§ Materials provided

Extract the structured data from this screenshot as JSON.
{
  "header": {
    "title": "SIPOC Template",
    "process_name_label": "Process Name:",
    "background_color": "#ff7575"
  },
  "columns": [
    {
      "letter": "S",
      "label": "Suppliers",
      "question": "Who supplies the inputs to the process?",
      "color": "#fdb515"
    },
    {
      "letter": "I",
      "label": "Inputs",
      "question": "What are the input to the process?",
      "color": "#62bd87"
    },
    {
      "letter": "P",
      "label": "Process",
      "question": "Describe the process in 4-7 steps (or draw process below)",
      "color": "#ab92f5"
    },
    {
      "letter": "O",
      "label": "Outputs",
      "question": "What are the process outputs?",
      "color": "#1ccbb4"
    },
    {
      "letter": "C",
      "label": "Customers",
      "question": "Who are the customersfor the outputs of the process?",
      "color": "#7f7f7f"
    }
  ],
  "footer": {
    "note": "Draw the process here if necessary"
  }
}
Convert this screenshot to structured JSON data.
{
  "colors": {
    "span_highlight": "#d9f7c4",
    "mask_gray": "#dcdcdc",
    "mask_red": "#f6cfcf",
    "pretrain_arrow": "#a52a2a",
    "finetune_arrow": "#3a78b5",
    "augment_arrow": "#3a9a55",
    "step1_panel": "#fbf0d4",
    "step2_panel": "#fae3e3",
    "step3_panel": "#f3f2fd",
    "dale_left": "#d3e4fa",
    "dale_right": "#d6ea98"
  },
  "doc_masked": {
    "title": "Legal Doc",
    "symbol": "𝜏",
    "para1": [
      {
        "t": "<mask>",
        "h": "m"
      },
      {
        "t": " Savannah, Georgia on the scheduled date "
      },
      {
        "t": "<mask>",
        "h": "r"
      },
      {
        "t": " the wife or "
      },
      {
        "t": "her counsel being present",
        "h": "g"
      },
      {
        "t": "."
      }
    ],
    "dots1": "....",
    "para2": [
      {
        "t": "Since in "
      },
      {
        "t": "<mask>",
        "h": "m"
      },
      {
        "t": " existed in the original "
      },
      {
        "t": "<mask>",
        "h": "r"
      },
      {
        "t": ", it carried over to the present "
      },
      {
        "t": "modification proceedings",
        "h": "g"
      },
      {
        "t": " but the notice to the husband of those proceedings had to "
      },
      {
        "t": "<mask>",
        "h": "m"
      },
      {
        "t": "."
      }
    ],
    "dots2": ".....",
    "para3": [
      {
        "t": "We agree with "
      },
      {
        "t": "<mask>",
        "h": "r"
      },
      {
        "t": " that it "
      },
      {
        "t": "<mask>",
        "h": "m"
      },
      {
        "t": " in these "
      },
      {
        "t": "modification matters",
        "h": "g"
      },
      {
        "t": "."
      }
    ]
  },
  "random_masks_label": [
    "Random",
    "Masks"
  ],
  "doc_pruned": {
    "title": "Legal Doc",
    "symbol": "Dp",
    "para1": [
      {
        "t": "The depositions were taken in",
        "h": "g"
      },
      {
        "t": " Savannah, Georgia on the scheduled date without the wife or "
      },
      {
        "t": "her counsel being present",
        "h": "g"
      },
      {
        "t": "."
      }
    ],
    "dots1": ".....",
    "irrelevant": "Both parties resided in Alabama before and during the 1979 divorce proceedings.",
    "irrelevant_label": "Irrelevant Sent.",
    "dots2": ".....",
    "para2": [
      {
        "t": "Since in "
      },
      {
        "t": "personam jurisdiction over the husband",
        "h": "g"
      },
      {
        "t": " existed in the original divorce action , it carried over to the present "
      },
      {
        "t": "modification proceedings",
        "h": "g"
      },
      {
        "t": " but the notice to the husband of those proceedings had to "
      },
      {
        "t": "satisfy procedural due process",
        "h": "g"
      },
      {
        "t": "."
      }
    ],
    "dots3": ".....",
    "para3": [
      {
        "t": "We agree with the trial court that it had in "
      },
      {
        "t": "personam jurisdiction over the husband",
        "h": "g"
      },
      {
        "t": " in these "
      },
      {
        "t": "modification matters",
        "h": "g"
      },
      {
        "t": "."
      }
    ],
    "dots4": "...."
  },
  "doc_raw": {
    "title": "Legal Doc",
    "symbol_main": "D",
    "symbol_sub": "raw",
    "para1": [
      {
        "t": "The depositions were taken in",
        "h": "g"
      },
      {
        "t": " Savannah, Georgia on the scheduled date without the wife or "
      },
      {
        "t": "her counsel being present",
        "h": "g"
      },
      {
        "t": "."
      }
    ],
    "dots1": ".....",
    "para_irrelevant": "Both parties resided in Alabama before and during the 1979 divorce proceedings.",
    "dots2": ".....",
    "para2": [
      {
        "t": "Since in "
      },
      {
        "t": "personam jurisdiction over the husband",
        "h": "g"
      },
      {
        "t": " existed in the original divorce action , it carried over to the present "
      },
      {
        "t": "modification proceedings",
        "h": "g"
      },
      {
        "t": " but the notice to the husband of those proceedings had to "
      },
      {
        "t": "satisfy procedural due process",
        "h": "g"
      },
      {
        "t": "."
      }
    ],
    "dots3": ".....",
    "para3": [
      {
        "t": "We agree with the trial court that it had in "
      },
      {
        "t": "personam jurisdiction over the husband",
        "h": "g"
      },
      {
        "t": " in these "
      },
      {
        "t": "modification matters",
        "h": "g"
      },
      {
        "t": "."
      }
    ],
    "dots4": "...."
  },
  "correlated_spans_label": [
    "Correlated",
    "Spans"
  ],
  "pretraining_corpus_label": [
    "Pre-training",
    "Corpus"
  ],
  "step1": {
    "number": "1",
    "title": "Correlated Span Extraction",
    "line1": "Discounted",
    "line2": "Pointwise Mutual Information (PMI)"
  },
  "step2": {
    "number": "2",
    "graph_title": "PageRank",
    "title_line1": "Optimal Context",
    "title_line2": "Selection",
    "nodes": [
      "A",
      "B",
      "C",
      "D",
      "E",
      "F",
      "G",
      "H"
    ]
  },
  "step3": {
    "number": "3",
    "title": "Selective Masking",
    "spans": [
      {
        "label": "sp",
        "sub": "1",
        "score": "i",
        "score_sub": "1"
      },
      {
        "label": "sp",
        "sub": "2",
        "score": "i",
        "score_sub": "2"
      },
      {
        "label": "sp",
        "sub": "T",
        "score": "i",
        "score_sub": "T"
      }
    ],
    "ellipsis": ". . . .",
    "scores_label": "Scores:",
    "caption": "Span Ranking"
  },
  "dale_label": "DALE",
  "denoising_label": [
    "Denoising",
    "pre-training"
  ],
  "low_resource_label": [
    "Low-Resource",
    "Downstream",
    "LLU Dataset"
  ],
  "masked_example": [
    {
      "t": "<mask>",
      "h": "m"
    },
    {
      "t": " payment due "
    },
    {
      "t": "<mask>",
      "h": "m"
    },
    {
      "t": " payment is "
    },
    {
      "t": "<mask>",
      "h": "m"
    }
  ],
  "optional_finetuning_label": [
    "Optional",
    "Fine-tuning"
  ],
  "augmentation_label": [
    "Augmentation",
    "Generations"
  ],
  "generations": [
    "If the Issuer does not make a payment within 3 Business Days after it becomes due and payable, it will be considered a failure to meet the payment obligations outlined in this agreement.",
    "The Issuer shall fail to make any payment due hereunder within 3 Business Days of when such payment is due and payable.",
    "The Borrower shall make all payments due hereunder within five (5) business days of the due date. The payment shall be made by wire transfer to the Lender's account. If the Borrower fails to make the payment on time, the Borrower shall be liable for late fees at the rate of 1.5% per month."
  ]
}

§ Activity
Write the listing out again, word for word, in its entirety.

§ Result of the exercise
Extract the structured data from this screenshot as JSON.
{
  "header": {
    "title": "SIPOC Template",
    "process_name_label": "Process Name:",
    "background_color": "#ff7575"
  },
  "columns": [
    {
      "letter": "S",
      "label": "Suppliers",
      "question": "Who supplies the inputs to the process?",
      "color": "#fdb515"
    },
    {
      "letter": "I",
      "label": "Inputs",
      "question": "What are the input to the process?",
      "color": "#62bd87"
    },
    {
      "letter": "P",
      "label": "Process",
      "question": "Describe the process in 4-7 steps (or draw process below)",
      "color": "#ab92f5"
    },
    {
      "letter": "O",
      "label": "Outputs",
      "question": "What are the process outputs?",
      "color": "#1ccbb4"
    },
    {
      "letter": "C",
      "label": "Customers",
      "question": "Who are the customersfor the outputs of the process?",
      "color": "#7f7f7f"
    }
  ],
  "footer": {
    "note": "Draw the process here if necessary"
  }
}
Convert this screenshot to structured JSON data.
{
  "colors": {
    "span_highlight": "#d9f7c4",
    "mask_gray": "#dcdcdc",
    "mask_red": "#f6cfcf",
    "pretrain_arrow": "#a52a2a",
    "finetune_arrow": "#3a78b5",
    "augment_arrow": "#3a9a55",
    "step1_panel": "#fbf0d4",
    "step2_panel": "#fae3e3",
    "step3_panel": "#f3f2fd",
    "dale_left": "#d3e4fa",
    "dale_right": "#d6ea98"
  },
  "doc_masked": {
    "title": "Legal Doc",
    "symbol": "𝜏",
    "para1": [
      {
        "t": "<mask>",
        "h": "m"
      },
      {
        "t": " Savannah, Georgia on the scheduled date "
      },
      {
        "t": "<mask>",
        "h": "r"
      },
      {
        "t": " the wife or "
      },
      {
        "t": "her counsel being present",
        "h": "g"
      },
      {
        "t": "."
      }
    ],
    "dots1": "....",
    "para2": [
      {
        "t": "Since in "
      },
      {
        "t": "<mask>",
        "h": "m"
      },
      {
        "t": " existed in the original "
      },
      {
        "t": "<mask>",
        "h": "r"
      },
      {
        "t": ", it carried over to the present "
      },
      {
        "t": "modification proceedings",
        "h": "g"
      },
      {
        "t": " but the notice to the husband of those proceedings had to "
      },
      {
        "t": "<mask>",
        "h": "m"
      },
      {
        "t": "."
      }
    ],
    "dots2": ".....",
    "para3": [
      {
        "t": "We agree with "
      },
      {
        "t": "<mask>",
        "h": "r"
      },
      {
        "t": " that it "
      },
      {
        "t": "<mask>",
        "h": "m"
      },
      {
        "t": " in these "
      },
      {
        "t": "modification matters",
        "h": "g"
      },
      {
        "t": "."
      }
    ]
  },
  "random_masks_label": [
    "Random",
    "Masks"
  ],
  "doc_pruned": {
    "title": "Legal Doc",
    "symbol": "Dp",
    "para1": [
      {
        "t": "The depositions were taken in",
        "h": "g"
      },
      {
        "t": " Savannah, Georgia on the scheduled date without the wife or "
      },
      {
        "t": "her counsel being present",
        "h": "g"
      },
      {
        "t": "."
      }
    ],
    "dots1": ".....",
    "irrelevant": "Both parties resided in Alabama before and during the 1979 divorce proceedings.",
    "irrelevant_label": "Irrelevant Sent.",
    "dots2": ".....",
    "para2": [
      {
        "t": "Since in "
      },
      {
        "t": "personam jurisdiction over the husband",
        "h": "g"
      },
      {
        "t": " existed in the original divorce action , it carried over to the present "
      },
      {
        "t": "modification proceedings",
        "h": "g"
      },
      {
        "t": " but the notice to the husband of those proceedings had to "
      },
      {
        "t": "satisfy procedural due process",
        "h": "g"
      },
      {
        "t": "."
      }
    ],
    "dots3": ".....",
    "para3": [
      {
        "t": "We agree with the trial court that it had in "
      },
      {
        "t": "personam jurisdiction over the husband",
        "h": "g"
      },
      {
        "t": " in these "
      },
      {
        "t": "modification matters",
        "h": "g"
      },
      {
        "t": "."
      }
    ],
    "dots4": "...."
  },
  "doc_raw": {
    "title": "Legal Doc",
    "symbol_main": "D",
    "symbol_sub": "raw",
    "para1": [
      {
        "t": "The depositions were taken in",
        "h": "g"
      },
      {
        "t": " Savannah, Georgia on the scheduled date without the wife or "
      },
      {
        "t": "her counsel being present",
        "h": "g"
      },
      {
        "t": "."
      }
    ],
    "dots1": ".....",
    "para_irrelevant": "Both parties resided in Alabama before and during the 1979 divorce proceedings.",
    "dots2": ".....",
    "para2": [
      {
        "t": "Since in "
      },
      {
        "t": "personam jurisdiction over the husband",
        "h": "g"
      },
      {
        "t": " existed in the original divorce action , it carried over to the present "
      },
      {
        "t": "modification proceedings",
        "h": "g"
      },
      {
        "t": " but the notice to the husband of those proceedings had to "
      },
      {
        "t": "satisfy procedural due process",
        "h": "g"
      },
      {
        "t": "."
      }
    ],
    "dots3": ".....",
    "para3": [
      {
        "t": "We agree with the trial court that it had in "
      },
      {
        "t": "personam jurisdiction over the husband",
        "h": "g"
      },
      {
        "t": " in these "
      },
      {
        "t": "modification matters",
        "h": "g"
      },
      {
        "t": "."
      }
    ],
    "dots4": "...."
  },
  "correlated_spans_label": [
    "Correlated",
    "Spans"
  ],
  "pretraining_corpus_label": [
    "Pre-training",
    "Corpus"
  ],
  "step1": {
    "number": "1",
    "title": "Correlated Span Extraction",
    "line1": "Discounted",
    "line2": "Pointwise Mutual Information (PMI)"
  },
  "step2": {
    "number": "2",
    "graph_title": "PageRank",
    "title_line1": "Optimal Context",
    "title_line2": "Selection",
    "nodes": [
      "A",
      "B",
      "C",
      "D",
      "E",
      "F",
      "G",
      "H"
    ]
  },
  "step3": {
    "number": "3",
    "title": "Selective Masking",
    "spans": [
      {
        "label": "sp",
        "sub": "1",
        "score": "i",
        "score_sub": "1"
      },
      {
        "label": "sp",
        "sub": "2",
        "score": "i",
        "score_sub": "2"
      },
      {
        "label": "sp",
        "sub": "T",
        "score": "i",
        "score_sub": "T"
      }
    ],
    "ellipsis": ". . . .",
    "scores_label": "Scores:",
    "caption": "Span Ranking"
  },
  "dale_label": "DALE",
  "denoising_label": [
    "Denoising",
    "pre-training"
  ],
  "low_resource_label": [
    "Low-Resource",
    "Downstream",
    "LLU Dataset"
  ],
  "masked_example": [
    {
      "t": "<mask>",
      "h": "m"
    },
    {
      "t": " payment due "
    },
    {
      "t": "<mask>",
      "h": "m"
    },
    {
      "t": " payment is "
    },
    {
      "t": "<mask>",
      "h": "m"
    }
  ],
  "optional_finetuning_label": [
    "Optional",
    "Fine-tuning"
  ],
  "augmentation_label": [
    "Augmentation",
    "Generations"
  ],
  "generations": [
    "If the Issuer does not make a payment within 3 Business Days after it becomes due and payable, it will be considered a failure to meet the payment obligations outlined in this agreement.",
    "The Issuer shall fail to make any payment due hereunder within 3 Business Days of when such payment is due and payable.",
    "The Borrower shall make all payments due hereunder within five (5) business days of the due date. The payment shall be made by wire transfer to the Lender's account. If the Borrower fails to make the payment on time, the Borrower shall be liable for late fees at the rate of 1.5% per month."
  ]
}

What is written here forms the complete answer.